MIAMI — The Nets mounted a desperate comeback from a 14-point deficit with 8:31 left and were within two points with 9.1 seconds remaining, but a brutal turnover by Spencer Dinwiddie with 1.7 seconds left robbed them of a chance to go ahead or reach overtime.
The Heat escaped with a hard-fought 116-113 victory that gave the Nets their fourth loss in a row Saturday night at American Airlines Arena.
The Nets remained in eighth place in the Eastern Conference, a half-game behind the Magic, who suffered a one-point loss in San Antonio. But after giving up 67 points in the middle two quarters one night after yielding a season-worst 141 points to the lowly Hawks in Atlanta, the Nets found a little defensive fortitude at the end against the Heat.
“Much better, much better,” coach Kenny Atkinson said. “Down 14, eight minutes left to go. It wasn’t perfect by any means, but we kind of got our identity back a little. I thought both sides of the ball, we tried to play the right way.”
Trailing by 12 points early in the fourth period, the Nets stopped five straight Heat possessions but failed to capitalize on the offensive end. They went scoreless in their five possessions before Jae Crowder’s layup gave the Heat their biggest lead at 96-82.

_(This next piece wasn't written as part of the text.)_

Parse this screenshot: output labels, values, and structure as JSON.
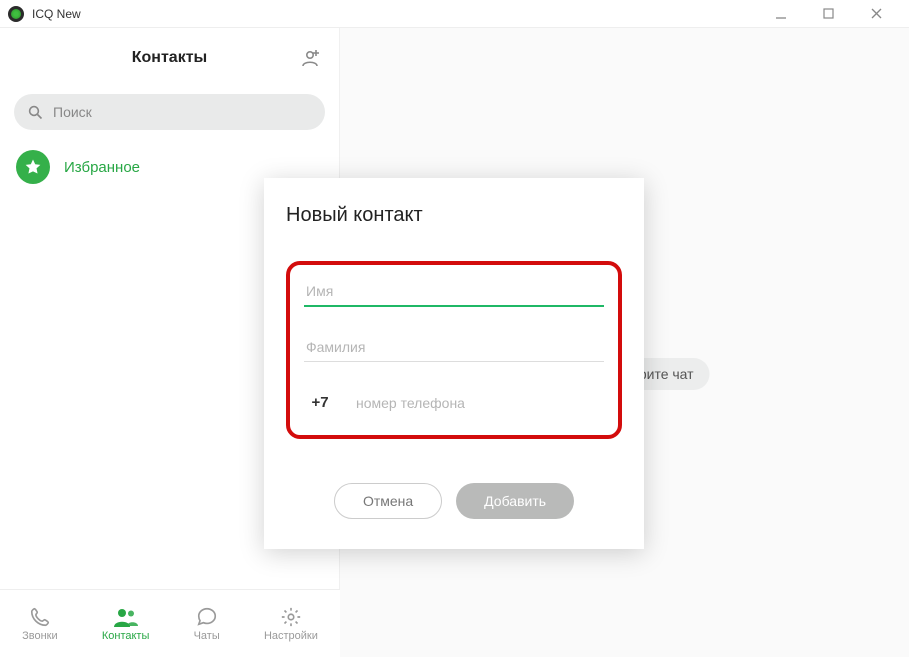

A pair of three-pointers by Taurean Prince followed by a three-pointer by Joe Harris quickly cut the Nets’ deficit to 96-91 with 7:06 left. Moments later, Jimmy Butler, who had been quiet for three quarters, scored seven of the next nine Heat points to restore a 107-98 lead.
The Nets still trailed by nine with less than three minutes left but put together a 10-2 surge, and Harris’ three-pointer with 11.4 seconds left cut the deficit to 114-113. Then they fouled Butler at the 9.1 mark. He missed the first to leave the door ajar and hit the second for a two-point edge.
Plenty of time for a miracle, but it all came crashing down when Dinwiddie overthrew a pass to Wilson Chandler into the stands with 1.7 seconds left. The play was designed to get the ball to Harris or give Dinwiddie a chance to drive as a second option.
“They did a good job switching out, broke a play,” Atkinson said. “I think Spencer saw Wilson open. The pass was just a little off-target.”
When Harris wasn’t open, Dinwiddie was facing a double-team by Butler and Bam Adebayo that took away his driving lane and left Chandler open on the right wing.
“We had a drawn-out double screen away for Joe, and they switched everything, which created a loaded side on the drive,” Dinwiddie said. “Jimmy Butler was in the help position. I was going to throw it to Wilson. Technically, right read, errant pass on my end. Got to take full responsibility for that.”
Except for that play, Dinwiddie played a terrific game, leading the Nets (26-33) with 25 points and 12 assists. Harris scored 20 points and Jarrett Allen had 17 points and 11 rebounds.
Kendrick Nunn topped the Heat (38-22) with 21 points. Goran Dragic had 19, Butler added 16 and Adebayo had 16 points and 12 rebounds.
Harris had the hot hand in the fourth quarter with 11 points, including 3-for-4 accuracy from three-point range, so it was natural for Atkinson to try to put the ball in his hands at the end. But Harris said the Heat read it.
“Spencer made the right read,” Harris said. “They were loaded up; it was just one of those freak plays. Spencer doesn’t turn the ball over like that. It was very uncharacteristic of him and just one of those things where it slipped out of his hands.”